 <file type="string">KLM90</file>

To make a nice button in the menubar we need to add the following code, just above the </sim> tag.

   <menu n="100">
    <enabled type="bool">true</enabled>
     <label>Select Livery</label>

The third part is related to the nasal script. ("Aircraft/747/Models/Liveries"); points FlightGear to the directory where we store our liveries. This is a different directory for every plane, but there should be only one folder for one plane, containing all the liveries for that plane. Add the following code to your models .xml file:

   var livery_update ="Aircraft/747/Models/Liveries");

Define which of the elements of your aircraft shall get a livery

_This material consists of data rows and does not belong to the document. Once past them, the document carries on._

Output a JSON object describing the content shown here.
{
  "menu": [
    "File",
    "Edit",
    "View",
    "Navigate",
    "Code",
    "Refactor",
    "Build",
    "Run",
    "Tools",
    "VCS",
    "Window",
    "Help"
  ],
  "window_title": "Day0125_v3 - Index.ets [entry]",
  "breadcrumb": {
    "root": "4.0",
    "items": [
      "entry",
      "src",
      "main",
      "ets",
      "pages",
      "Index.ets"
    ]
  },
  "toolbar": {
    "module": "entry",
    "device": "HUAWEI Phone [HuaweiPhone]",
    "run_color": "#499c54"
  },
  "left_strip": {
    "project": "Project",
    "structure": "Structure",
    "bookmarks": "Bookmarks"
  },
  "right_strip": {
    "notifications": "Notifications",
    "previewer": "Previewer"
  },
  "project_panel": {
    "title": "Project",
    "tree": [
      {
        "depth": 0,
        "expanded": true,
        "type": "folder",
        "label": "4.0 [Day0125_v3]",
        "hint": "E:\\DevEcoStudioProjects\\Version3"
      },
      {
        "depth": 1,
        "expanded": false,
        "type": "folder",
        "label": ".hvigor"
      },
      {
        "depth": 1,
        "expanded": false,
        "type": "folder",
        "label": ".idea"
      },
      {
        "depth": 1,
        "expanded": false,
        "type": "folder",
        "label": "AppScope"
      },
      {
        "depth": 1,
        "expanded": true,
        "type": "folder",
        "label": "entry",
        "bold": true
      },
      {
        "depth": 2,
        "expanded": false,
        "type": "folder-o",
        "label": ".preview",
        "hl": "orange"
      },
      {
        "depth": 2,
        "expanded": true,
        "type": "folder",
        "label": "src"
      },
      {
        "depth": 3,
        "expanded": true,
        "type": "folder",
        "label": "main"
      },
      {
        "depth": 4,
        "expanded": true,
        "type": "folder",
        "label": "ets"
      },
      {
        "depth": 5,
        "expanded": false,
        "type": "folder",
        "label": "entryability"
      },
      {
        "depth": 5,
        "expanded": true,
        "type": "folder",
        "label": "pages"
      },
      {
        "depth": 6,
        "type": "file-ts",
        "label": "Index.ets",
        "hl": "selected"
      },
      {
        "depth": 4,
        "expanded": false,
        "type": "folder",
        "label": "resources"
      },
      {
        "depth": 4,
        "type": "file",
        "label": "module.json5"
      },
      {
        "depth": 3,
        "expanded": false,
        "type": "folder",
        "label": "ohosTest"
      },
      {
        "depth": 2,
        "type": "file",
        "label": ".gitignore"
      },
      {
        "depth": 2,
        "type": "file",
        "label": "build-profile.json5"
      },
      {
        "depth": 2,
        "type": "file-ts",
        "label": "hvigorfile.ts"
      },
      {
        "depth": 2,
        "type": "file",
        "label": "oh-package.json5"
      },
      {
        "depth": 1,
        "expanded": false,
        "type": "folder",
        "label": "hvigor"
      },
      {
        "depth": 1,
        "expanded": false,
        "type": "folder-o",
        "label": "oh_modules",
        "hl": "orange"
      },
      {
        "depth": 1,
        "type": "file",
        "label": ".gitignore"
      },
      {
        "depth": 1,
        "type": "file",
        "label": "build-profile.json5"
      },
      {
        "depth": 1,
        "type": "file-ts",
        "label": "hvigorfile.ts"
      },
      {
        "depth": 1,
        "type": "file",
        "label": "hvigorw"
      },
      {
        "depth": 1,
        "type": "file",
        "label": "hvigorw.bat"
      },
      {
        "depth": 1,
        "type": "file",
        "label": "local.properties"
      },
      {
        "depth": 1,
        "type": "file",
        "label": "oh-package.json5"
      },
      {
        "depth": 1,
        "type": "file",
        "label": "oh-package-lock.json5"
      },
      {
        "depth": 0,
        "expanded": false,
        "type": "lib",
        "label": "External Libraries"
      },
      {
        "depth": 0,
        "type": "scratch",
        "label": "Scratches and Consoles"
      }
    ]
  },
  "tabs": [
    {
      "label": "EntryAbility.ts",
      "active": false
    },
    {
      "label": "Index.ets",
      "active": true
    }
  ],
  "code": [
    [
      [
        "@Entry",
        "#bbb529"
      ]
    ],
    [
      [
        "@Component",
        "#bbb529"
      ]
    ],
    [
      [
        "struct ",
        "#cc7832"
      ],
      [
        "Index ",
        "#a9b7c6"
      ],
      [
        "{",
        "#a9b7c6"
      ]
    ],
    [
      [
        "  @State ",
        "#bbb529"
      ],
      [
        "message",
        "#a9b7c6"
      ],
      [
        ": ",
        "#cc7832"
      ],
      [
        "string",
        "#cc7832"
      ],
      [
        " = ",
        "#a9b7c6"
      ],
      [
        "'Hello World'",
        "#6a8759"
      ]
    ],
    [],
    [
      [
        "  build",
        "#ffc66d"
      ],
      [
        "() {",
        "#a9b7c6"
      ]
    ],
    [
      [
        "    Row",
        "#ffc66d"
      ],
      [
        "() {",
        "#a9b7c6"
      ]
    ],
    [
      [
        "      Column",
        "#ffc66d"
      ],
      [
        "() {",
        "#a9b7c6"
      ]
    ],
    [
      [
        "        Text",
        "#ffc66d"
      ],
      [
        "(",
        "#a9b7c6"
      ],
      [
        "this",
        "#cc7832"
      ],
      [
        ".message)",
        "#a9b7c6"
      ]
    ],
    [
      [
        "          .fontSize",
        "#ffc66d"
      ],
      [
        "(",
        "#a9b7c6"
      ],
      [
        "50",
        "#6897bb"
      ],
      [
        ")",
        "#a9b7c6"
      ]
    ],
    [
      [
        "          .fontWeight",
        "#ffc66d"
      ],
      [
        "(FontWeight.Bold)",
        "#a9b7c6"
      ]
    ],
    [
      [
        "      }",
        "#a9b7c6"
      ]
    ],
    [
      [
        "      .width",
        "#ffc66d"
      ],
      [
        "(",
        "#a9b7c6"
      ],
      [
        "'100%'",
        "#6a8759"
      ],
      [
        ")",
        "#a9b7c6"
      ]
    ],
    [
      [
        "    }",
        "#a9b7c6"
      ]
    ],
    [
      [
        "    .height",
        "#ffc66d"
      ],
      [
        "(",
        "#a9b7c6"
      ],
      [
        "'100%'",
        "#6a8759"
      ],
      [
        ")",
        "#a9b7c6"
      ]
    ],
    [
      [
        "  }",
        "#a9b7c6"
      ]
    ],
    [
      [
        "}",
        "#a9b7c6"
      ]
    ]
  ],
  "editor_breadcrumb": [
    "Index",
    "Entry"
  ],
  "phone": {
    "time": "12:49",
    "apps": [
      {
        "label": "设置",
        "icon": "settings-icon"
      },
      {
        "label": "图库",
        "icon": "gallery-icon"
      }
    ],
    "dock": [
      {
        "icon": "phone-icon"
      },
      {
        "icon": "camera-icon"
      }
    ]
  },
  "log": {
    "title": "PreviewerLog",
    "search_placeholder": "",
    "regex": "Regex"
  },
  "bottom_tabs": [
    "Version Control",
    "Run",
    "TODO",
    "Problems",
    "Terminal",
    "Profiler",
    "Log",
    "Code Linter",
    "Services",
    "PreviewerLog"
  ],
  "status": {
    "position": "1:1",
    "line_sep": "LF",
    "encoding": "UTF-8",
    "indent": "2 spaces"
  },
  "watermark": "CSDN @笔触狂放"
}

This part is very important and probably the hardest of all. We need to set which parts of the model should change when you select a new livery. To find the object-names, you could make use of 3D modelling software like Blender or AC3D. The <texture>Liveries/KLM90.png</texture> part points FlightGear to the livery that should be shown on startup.

Warning: be sure you don't have a slash (/) in front of sim/model/livery in the <property-base> tag! Otherwise, all planes will get the same livery!



Please note the <texture-prop>747-texture</texture-prop> element. This is the place to define the name of the property we used in Preparing your liveries at the beginning of this text. If you prefered to use <texture> instead of <747-texture> there, you need to write <texture-prop>texture</texture-prop> to your Aircraft/747/Models/Liveries/KLM90.xml.

Multiple texture files per livery

Some models use multiple textures file (e.g. separate files for fuselage and wings). Every texture needs it own property. You can add as many textures as you like.


This is the same as "ordinary" aircraft with just one texture. You will find the content of this file earlier in this article.


Instead of just one texture we have to deal with multiple ones now.

 <?xml version="1.0"?>
     <name type="string">KLM Royal Dutch Airlines</name>



Note that the texture-prop in both animations are different. They should match the tags around the textures in your Models/Liveries/ files.


Is the same as "ordinary" aircraft with just one texture. You will find the content of this file earlier in this article.

Performance Improvements

For livery changing it seems to be important to parent all objects with the same texture. In Blender select all objects and press "ctr-p" to make it parent to the last selected. E.g.: fuselage and doors with the same texture: select at first the doors and then at last the fuselage and press "ctr-p".

Also prevent transparency where possible- it will prevent lags during switching the views. See also the f14b as a very good example!


To ensure that your livery setup works correctly over MP, start two instances of FlightGear locally, one with

fgfs --multiplay=out,10,localhost,5702 --multiplay=in,10,localhost,5701

and one with

fgfs --multiplay=out,10,localhost,5701 --multiplay=in,10,localhost,5702

Common mistakes

  • If you can not see the menu, you probably did not add the menu-section to the -set.xml (e.g. Aircraft/747/747-set.xml)file.
  • If you see the menu but clicking the menu-item does not give any reaction, check if you added the .nas file and added the <nasal> section to your root .xml (e.g. Aircraft/747/Models/747.xml).
  • If you see the livery selection box but clicking a livery does not show any reaction, check this:

The xml-parser of FG does not like recursively declared tags like <model><model>...</model></model>.
Example:Aircraft/Models/A310-308.xml (the root model file):



  <x-m> 0.0</x-m>
  <y-m> 0.0</y-m>
  <z-m> -0.35</z-m>










This does not work because both files declare a <model> section inside each other. Removing the <model>-tag from fuselage.xml should help.

  • If the aircraft shows a funny colored (green/orange) texture instead of the expected livery, you might have problems with the transparency or alpha-channel of the texture file. Try removing the transparency.

Sharing your liveries

Of course you want other people to use and enjoy your liveries as much as you do. Therefore, other users should be able to download them.

We have some FlightGear hosts, where you can upload your liveries to:

  • FlightGear Liveries largest FG repository with (almost) all available liveries, based on real aircraft.
  • UnitedFreeWorld repository with lots of liveries (and scenery/aircraft), both realistic and fictional.